Problem to solve: Could you return each line of the material that has "fluxes" in it?
_ _ _ _
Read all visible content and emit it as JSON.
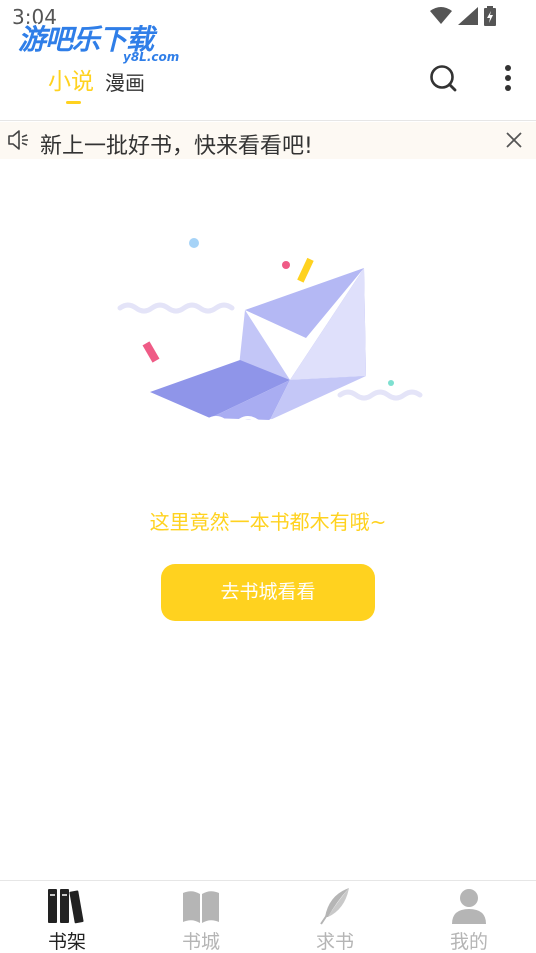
{
  "status_bar": {
    "time": "3:04"
  },
  "watermark": {
    "main": "游吧乐下载",
    "sub": "y8L.com"
  },
  "header": {
    "tabs": [
      {
        "label": "小说",
        "active": true
      },
      {
        "label": "漫画",
        "active": false
      }
    ],
    "icons": [
      "search-icon",
      "more-vert-icon"
    ]
  },
  "notice": {
    "text": "新上一批好书，快来看看吧!",
    "icon": "speaker-icon",
    "close_icon": "close-icon"
  },
  "empty_state": {
    "illustration": "paper-boat",
    "message": "这里竟然一本书都木有哦~",
    "button_label": "去书城看看"
  },
  "bottom_nav": {
    "items": [
      {
        "label": "书架",
        "icon": "bookshelf-icon",
        "active": true
      },
      {
        "label": "书城",
        "icon": "open-book-icon",
        "active": false
      },
      {
        "label": "求书",
        "icon": "feather-icon",
        "active": false
      },
      {
        "label": "我的",
        "icon": "user-icon",
        "active": false
      }
    ]
  },
  "colors": {
    "accent": "#ffd21f",
    "notice_bg": "#fdf9f3",
    "inactive": "#b5b5b5",
    "boat": "#a8acf0"
  }
}
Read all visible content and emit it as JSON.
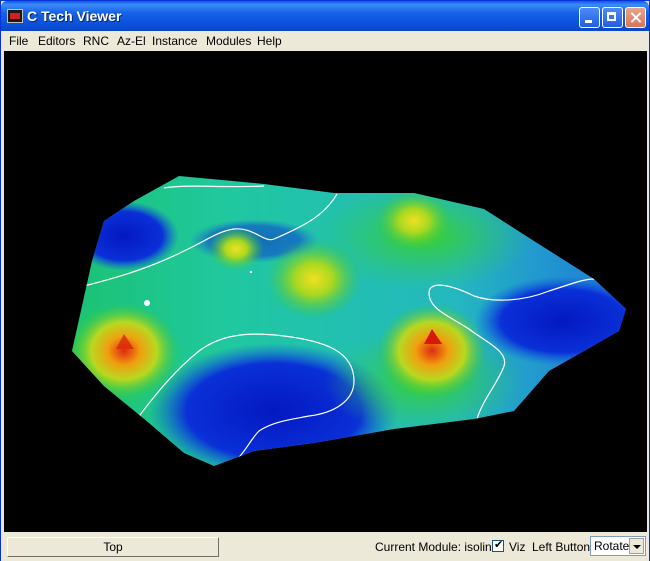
{
  "window": {
    "title": "C Tech Viewer"
  },
  "menu": [
    "File",
    "Editors",
    "RNC",
    "Az-El",
    "Instance",
    "Modules",
    "Help"
  ],
  "status": {
    "view_button": "Top",
    "current_module": "Current Module: isolines",
    "viz_label": "Viz",
    "viz_checked": true,
    "left_button_label": "Left Button",
    "left_button_value": "Rotate"
  },
  "colors": {
    "accent": "#0a58e6",
    "viewport_background": "#000000",
    "surface_low": "#0a2bd0",
    "surface_mid": "#2bd02b",
    "surface_high": "#e03a10",
    "isoline": "#ffffff"
  }
}
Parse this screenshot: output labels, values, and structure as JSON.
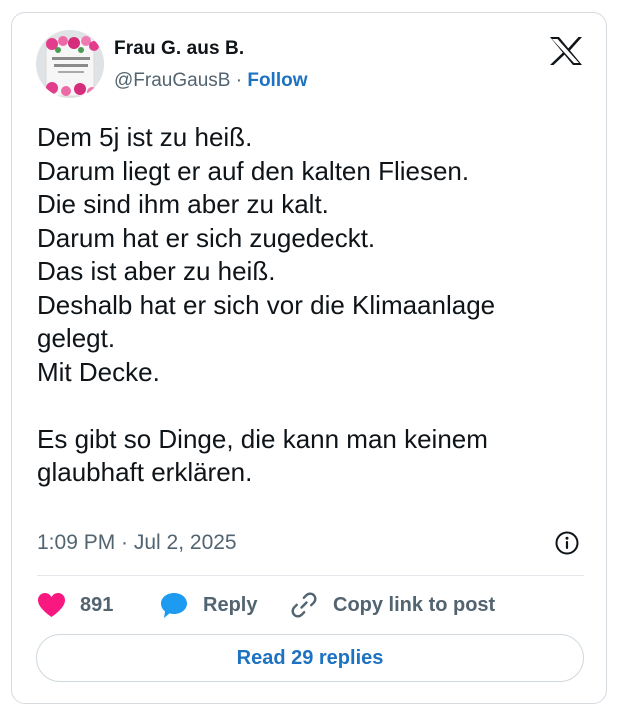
{
  "author": {
    "display_name": "Frau G. aus B.",
    "handle": "@FrauGausB",
    "separator": "·",
    "follow_label": "Follow",
    "avatar_icon": "profile-photo-mug"
  },
  "brand": {
    "logo_icon": "x-logo-icon"
  },
  "post": {
    "lines": [
      "Dem 5j ist zu heiß.",
      "Darum liegt er auf den kalten Fliesen.",
      "Die sind ihm aber zu kalt.",
      "Darum hat er sich zugedeckt.",
      "Das ist aber zu heiß.",
      "Deshalb hat er sich vor die Klimaanlage",
      "gelegt.",
      "Mit Decke.",
      "",
      "Es gibt so Dinge, die kann man keinem",
      "glaubhaft erklären."
    ],
    "timestamp": "1:09 PM · Jul 2, 2025"
  },
  "actions": {
    "like_count": "891",
    "reply_label": "Reply",
    "copy_link_label": "Copy link to post"
  },
  "footer": {
    "read_replies_label": "Read 29 replies"
  },
  "colors": {
    "like": "#f91880",
    "reply": "#1d9bf0",
    "link": "#1d72c2",
    "muted": "#536471",
    "text": "#0f1419",
    "border": "#d6dbe0"
  }
}
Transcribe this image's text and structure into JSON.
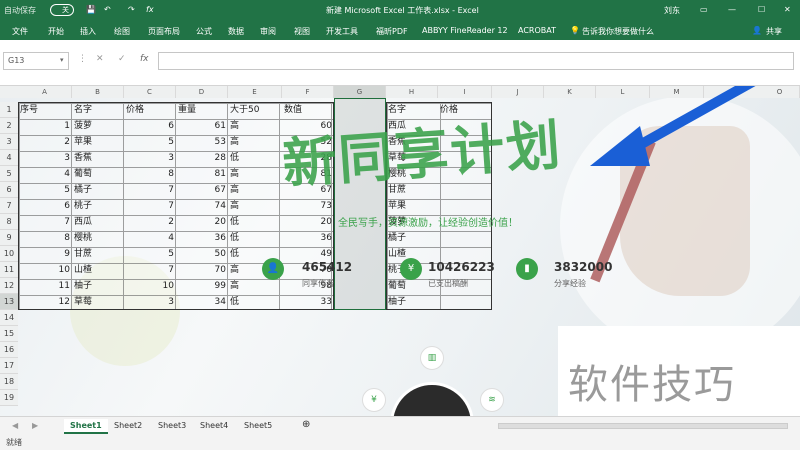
{
  "titlebar": {
    "autosave": "自动保存",
    "autosave_state": "关",
    "title": "新建 Microsoft Excel 工作表.xlsx  -  Excel",
    "user": "刘东"
  },
  "ribbon": {
    "tabs": [
      "文件",
      "开始",
      "插入",
      "绘图",
      "页面布局",
      "公式",
      "数据",
      "审阅",
      "视图",
      "开发工具",
      "福昕PDF",
      "ABBYY FineReader 12",
      "ACROBAT"
    ],
    "tell_me": "告诉我你想要做什么",
    "share": "共享"
  },
  "formula_bar": {
    "name_box": "G13",
    "fx": "fx",
    "formula": ""
  },
  "columns": [
    "A",
    "B",
    "C",
    "D",
    "E",
    "F",
    "G",
    "H",
    "I",
    "J",
    "K",
    "L",
    "M",
    "O"
  ],
  "rows": [
    "1",
    "2",
    "3",
    "4",
    "5",
    "6",
    "7",
    "8",
    "9",
    "10",
    "11",
    "12",
    "13",
    "14",
    "15",
    "16",
    "17",
    "18",
    "19"
  ],
  "table1": {
    "headers": [
      "序号",
      "名字",
      "价格",
      "重量",
      "大于50",
      "数值"
    ],
    "rows": [
      [
        "1",
        "菠萝",
        "6",
        "61",
        "高",
        "60"
      ],
      [
        "2",
        "苹果",
        "5",
        "53",
        "高",
        "52"
      ],
      [
        "3",
        "香蕉",
        "3",
        "28",
        "低",
        "28"
      ],
      [
        "4",
        "葡萄",
        "8",
        "81",
        "高",
        "81"
      ],
      [
        "5",
        "橘子",
        "7",
        "67",
        "高",
        "67"
      ],
      [
        "6",
        "桃子",
        "7",
        "74",
        "高",
        "73"
      ],
      [
        "7",
        "西瓜",
        "2",
        "20",
        "低",
        "20"
      ],
      [
        "8",
        "樱桃",
        "4",
        "36",
        "低",
        "36"
      ],
      [
        "9",
        "甘蔗",
        "5",
        "50",
        "低",
        "49"
      ],
      [
        "10",
        "山楂",
        "7",
        "70",
        "高",
        "70"
      ],
      [
        "11",
        "柚子",
        "10",
        "99",
        "高",
        "98"
      ],
      [
        "12",
        "草莓",
        "3",
        "34",
        "低",
        "33"
      ]
    ]
  },
  "table2": {
    "headers": [
      "名字",
      "价格"
    ],
    "items": [
      "西瓜",
      "香蕉",
      "草莓",
      "樱桃",
      "甘蔗",
      "苹果",
      "菠萝",
      "橘子",
      "山楂",
      "桃子",
      "葡萄",
      "柚子"
    ]
  },
  "overlay": {
    "banner": "新同享计划",
    "slogan": "全民写手，资源激励，让经验创造价值！",
    "stats": [
      {
        "value": "465412",
        "label": "同享作者"
      },
      {
        "value": "10426223",
        "label": "已支出稿酬"
      },
      {
        "value": "3832000",
        "label": "分享经验"
      }
    ],
    "watermark": "软件技巧"
  },
  "sheets": [
    "Sheet1",
    "Sheet2",
    "Sheet3",
    "Sheet4",
    "Sheet5"
  ],
  "status": {
    "text": "就绪"
  },
  "colors": {
    "excel_green": "#217346",
    "banner_green": "#3aa24a",
    "arrow_blue": "#1a5fd6"
  }
}
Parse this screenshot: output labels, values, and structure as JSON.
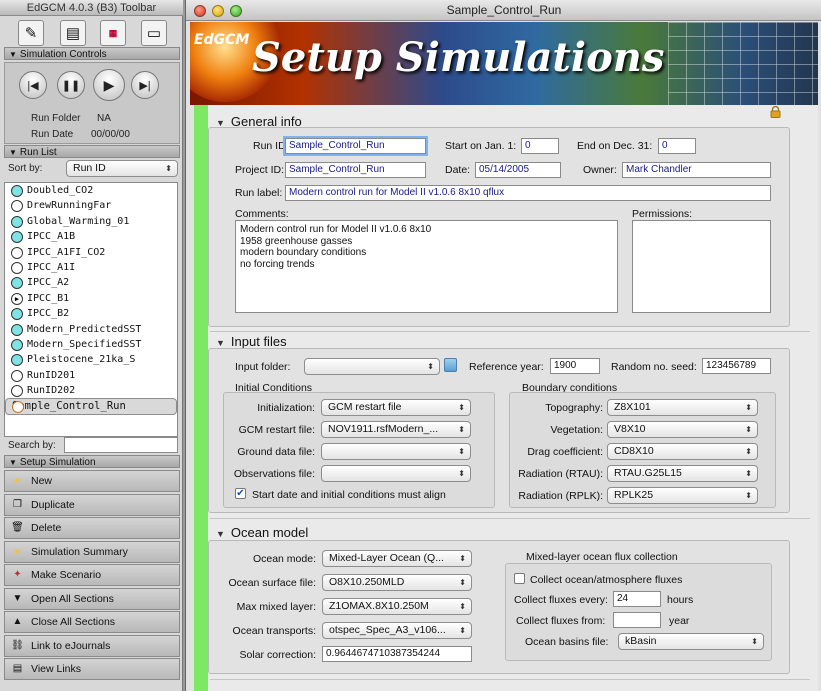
{
  "toolbar": {
    "title": "EdGCM 4.0.3 (B3) Toolbar",
    "tools": [
      "pencil-icon",
      "notes-icon",
      "data-table-icon",
      "monitor-icon"
    ],
    "simulation_controls": {
      "header": "Simulation Controls",
      "run_folder_label": "Run Folder",
      "run_folder_value": "NA",
      "run_date_label": "Run Date",
      "run_date_value": "00/00/00"
    },
    "run_list": {
      "header": "Run List",
      "sort_label": "Sort by:",
      "sort_value": "Run ID",
      "items": [
        {
          "name": "Doubled_CO2",
          "status": "cyan"
        },
        {
          "name": "DrewRunningFar",
          "status": "white"
        },
        {
          "name": "Global_Warming_01",
          "status": "cyan"
        },
        {
          "name": "IPCC_A1B",
          "status": "cyan"
        },
        {
          "name": "IPCC_A1FI_CO2",
          "status": "white"
        },
        {
          "name": "IPCC_A1I",
          "status": "white"
        },
        {
          "name": "IPCC_A2",
          "status": "cyan"
        },
        {
          "name": "IPCC_B1",
          "status": "playing"
        },
        {
          "name": "IPCC_B2",
          "status": "cyan"
        },
        {
          "name": "Modern_PredictedSST",
          "status": "cyan"
        },
        {
          "name": "Modern_SpecifiedSST",
          "status": "cyan"
        },
        {
          "name": "Pleistocene_21ka_S",
          "status": "cyan"
        },
        {
          "name": "RunID201",
          "status": "white"
        },
        {
          "name": "RunID202",
          "status": "white"
        },
        {
          "name": "Sample_Control_Run",
          "status": "selected"
        }
      ],
      "search_label": "Search by:",
      "search_value": ""
    },
    "setup_simulation": {
      "header": "Setup Simulation",
      "buttons": [
        {
          "label": "New",
          "icon": "new-folder-icon"
        },
        {
          "label": "Duplicate",
          "icon": "duplicate-icon"
        },
        {
          "label": "Delete",
          "icon": "trash-icon"
        },
        {
          "label": "Simulation Summary",
          "icon": "summary-icon"
        },
        {
          "label": "Make Scenario",
          "icon": "scenario-icon"
        },
        {
          "label": "Open All Sections",
          "icon": "expand-icon"
        },
        {
          "label": "Close All Sections",
          "icon": "collapse-icon"
        },
        {
          "label": "Link to eJournals",
          "icon": "link-icon"
        },
        {
          "label": "View Links",
          "icon": "links-icon"
        }
      ]
    }
  },
  "window": {
    "title": "Sample_Control_Run",
    "banner_brand": "EdGCM",
    "banner_title": "Setup Simulations"
  },
  "general_info": {
    "header": "General info",
    "run_id_label": "Run ID:",
    "run_id": "Sample_Control_Run",
    "start_label": "Start on Jan. 1:",
    "start_value": "0",
    "end_label": "End on Dec. 31:",
    "end_value": "0",
    "project_id_label": "Project ID:",
    "project_id": "Sample_Control_Run",
    "date_label": "Date:",
    "date_value": "05/14/2005",
    "owner_label": "Owner:",
    "owner_value": "Mark Chandler",
    "run_label_label": "Run label:",
    "run_label_value": "Modern control run for Model II v1.0.6 8x10 qflux",
    "comments_label": "Comments:",
    "comments": "Modern control run for Model II v1.0.6 8x10\n1958 greenhouse gasses\nmodern boundary conditions\nno forcing trends",
    "permissions_label": "Permissions:"
  },
  "input_files": {
    "header": "Input files",
    "input_folder_label": "Input folder:",
    "input_folder_value": "",
    "reference_year_label": "Reference year:",
    "reference_year": "1900",
    "seed_label": "Random no. seed:",
    "seed": "123456789",
    "initial_conditions": {
      "header": "Initial Conditions",
      "rows": [
        {
          "label": "Initialization:",
          "value": "GCM restart file"
        },
        {
          "label": "GCM restart file:",
          "value": "NOV1911.rsfModern_..."
        },
        {
          "label": "Ground data file:",
          "value": ""
        },
        {
          "label": "Observations file:",
          "value": ""
        }
      ],
      "checkbox_label": "Start date and initial conditions must align",
      "checkbox_checked": true
    },
    "boundary_conditions": {
      "header": "Boundary conditions",
      "rows": [
        {
          "label": "Topography:",
          "value": "Z8X101"
        },
        {
          "label": "Vegetation:",
          "value": "V8X10"
        },
        {
          "label": "Drag coefficient:",
          "value": "CD8X10"
        },
        {
          "label": "Radiation (RTAU):",
          "value": "RTAU.G25L15"
        },
        {
          "label": "Radiation (RPLK):",
          "value": "RPLK25"
        }
      ]
    }
  },
  "ocean_model": {
    "header": "Ocean model",
    "rows": [
      {
        "label": "Ocean mode:",
        "value": "Mixed-Layer Ocean (Q..."
      },
      {
        "label": "Ocean surface file:",
        "value": "O8X10.250MLD"
      },
      {
        "label": "Max mixed layer:",
        "value": "Z1OMAX.8X10.250M"
      },
      {
        "label": "Ocean transports:",
        "value": "otspec_Spec_A3_v106..."
      },
      {
        "label": "Solar correction:",
        "value": "0.9644674710387354244"
      }
    ],
    "flux": {
      "header": "Mixed-layer ocean flux collection",
      "checkbox_label": "Collect ocean/atmosphere fluxes",
      "checkbox_checked": false,
      "every_label": "Collect fluxes every:",
      "every_value": "24",
      "every_unit": "hours",
      "from_label": "Collect fluxes from:",
      "from_value": "",
      "from_unit": "year",
      "basins_label": "Ocean basins file:",
      "basins_value": "kBasin"
    }
  }
}
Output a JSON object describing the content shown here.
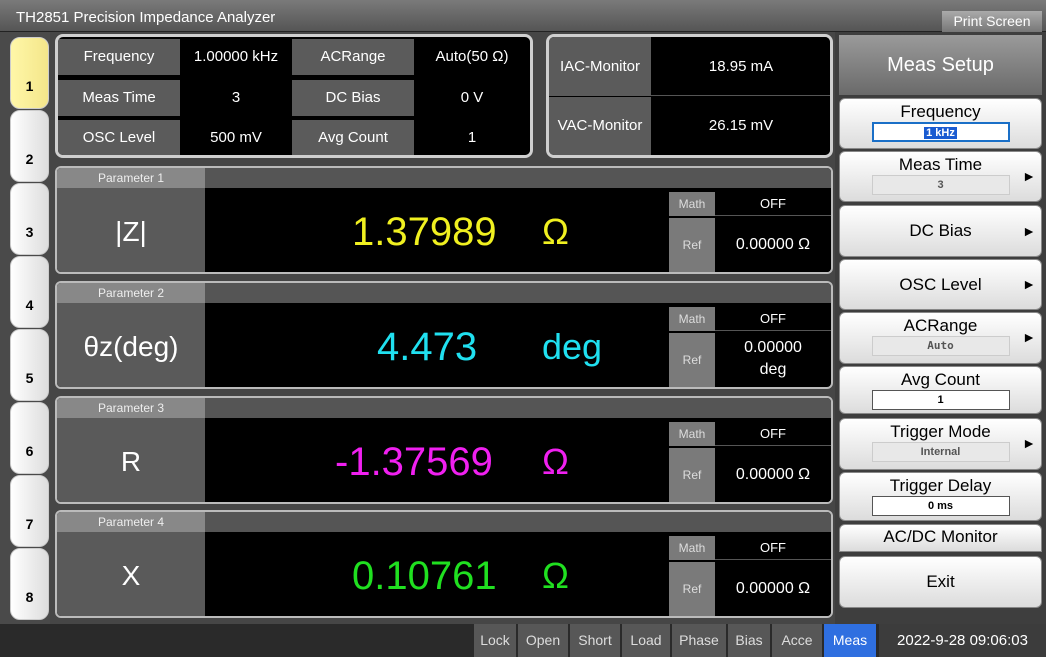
{
  "title": "TH2851 Precision Impedance Analyzer",
  "print_screen": "Print Screen",
  "left_tabs": [
    "1",
    "2",
    "3",
    "4",
    "5",
    "6",
    "7",
    "8"
  ],
  "info": {
    "frequency_label": "Frequency",
    "frequency_value": "1.00000 kHz",
    "acrange_label": "ACRange",
    "acrange_value": "Auto(50 Ω)",
    "meas_time_label": "Meas Time",
    "meas_time_value": "3",
    "dc_bias_label": "DC Bias",
    "dc_bias_value": "0 V",
    "osc_label": "OSC Level",
    "osc_value": "500 mV",
    "avg_label": "Avg Count",
    "avg_value": "1"
  },
  "monitor": {
    "iac_label": "IAC-Monitor",
    "iac_value": "18.95 mA",
    "vac_label": "VAC-Monitor",
    "vac_value": "26.15 mV"
  },
  "parameters": [
    {
      "header": "Parameter 1",
      "name": "|Z|",
      "value": "1.37989",
      "unit": "Ω",
      "color": "#f0f020",
      "math_label": "Math",
      "math_value": "OFF",
      "ref_label": "Ref",
      "ref_value": "0.00000 Ω"
    },
    {
      "header": "Parameter 2",
      "name": "θz(deg)",
      "value": "4.473",
      "unit": "deg",
      "color": "#20e0f0",
      "math_label": "Math",
      "math_value": "OFF",
      "ref_label": "Ref",
      "ref_value_1": "0.00000",
      "ref_value_2": "deg"
    },
    {
      "header": "Parameter 3",
      "name": "R",
      "value": "-1.37569",
      "unit": "Ω",
      "color": "#f020f0",
      "math_label": "Math",
      "math_value": "OFF",
      "ref_label": "Ref",
      "ref_value": "0.00000 Ω"
    },
    {
      "header": "Parameter 4",
      "name": "X",
      "value": "0.10761",
      "unit": "Ω",
      "color": "#20e020",
      "math_label": "Math",
      "math_value": "OFF",
      "ref_label": "Ref",
      "ref_value": "0.00000 Ω"
    }
  ],
  "menu": {
    "header": "Meas Setup",
    "frequency": {
      "label": "Frequency",
      "value": "1 kHz"
    },
    "meas_time": {
      "label": "Meas Time",
      "value": "3"
    },
    "dc_bias": {
      "label": "DC Bias"
    },
    "osc_level": {
      "label": "OSC Level"
    },
    "acrange": {
      "label": "ACRange",
      "value": "Auto"
    },
    "avg_count": {
      "label": "Avg Count",
      "value": "1"
    },
    "trigger_mode": {
      "label": "Trigger Mode",
      "value": "Internal"
    },
    "trigger_delay": {
      "label": "Trigger Delay",
      "value": "0 ms"
    },
    "acdc_monitor": {
      "label": "AC/DC Monitor"
    },
    "exit": {
      "label": "Exit"
    },
    "arrow": "►"
  },
  "status": {
    "lock": "Lock",
    "open": "Open",
    "short": "Short",
    "load": "Load",
    "phase": "Phase",
    "bias": "Bias",
    "acce": "Acce",
    "meas": "Meas",
    "datetime": "2022-9-28 09:06:03"
  }
}
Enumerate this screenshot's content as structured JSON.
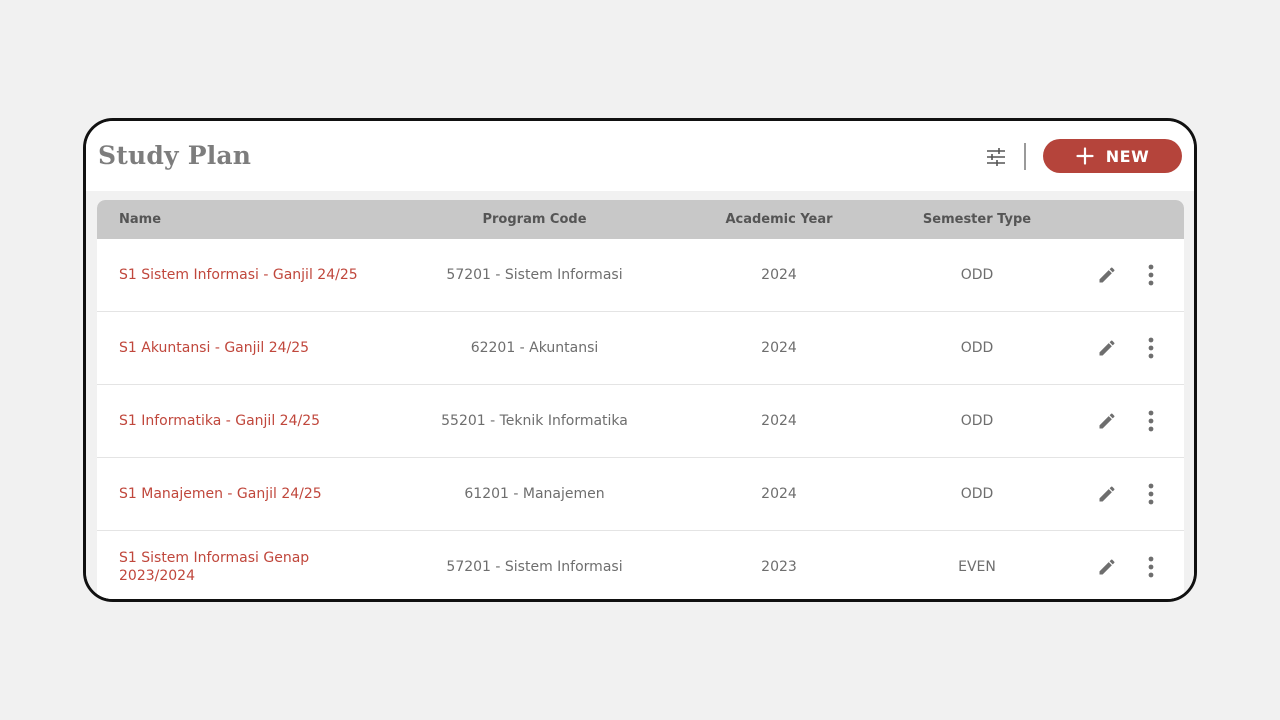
{
  "page": {
    "title": "Study Plan",
    "new_button_label": "NEW"
  },
  "icons": {
    "filter": "sliders-icon",
    "add": "plus-icon",
    "edit": "pencil-icon",
    "more": "more-vertical-icon"
  },
  "colors": {
    "accent": "#b5443b",
    "link": "#c0473c",
    "header_bg": "#c8c8c8",
    "border": "#111111"
  },
  "table": {
    "columns": [
      "Name",
      "Program Code",
      "Academic Year",
      "Semester Type"
    ],
    "rows": [
      {
        "name": "S1 Sistem Informasi - Ganjil 24/25",
        "program_code": "57201 - Sistem Informasi",
        "academic_year": "2024",
        "semester_type": "ODD"
      },
      {
        "name": "S1 Akuntansi - Ganjil 24/25",
        "program_code": "62201 - Akuntansi",
        "academic_year": "2024",
        "semester_type": "ODD"
      },
      {
        "name": "S1 Informatika - Ganjil 24/25",
        "program_code": "55201 - Teknik Informatika",
        "academic_year": "2024",
        "semester_type": "ODD"
      },
      {
        "name": "S1 Manajemen - Ganjil 24/25",
        "program_code": "61201 - Manajemen",
        "academic_year": "2024",
        "semester_type": "ODD"
      },
      {
        "name": "S1 Sistem Informasi Genap 2023/2024",
        "program_code": "57201 - Sistem Informasi",
        "academic_year": "2023",
        "semester_type": "EVEN"
      }
    ]
  }
}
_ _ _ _
Reply:
      "checkbox_label": "Collect ocean/atmosphere fluxes",
      "every_label": "Collect fluxes every:",
      "from_label": "Collect fluxes from:",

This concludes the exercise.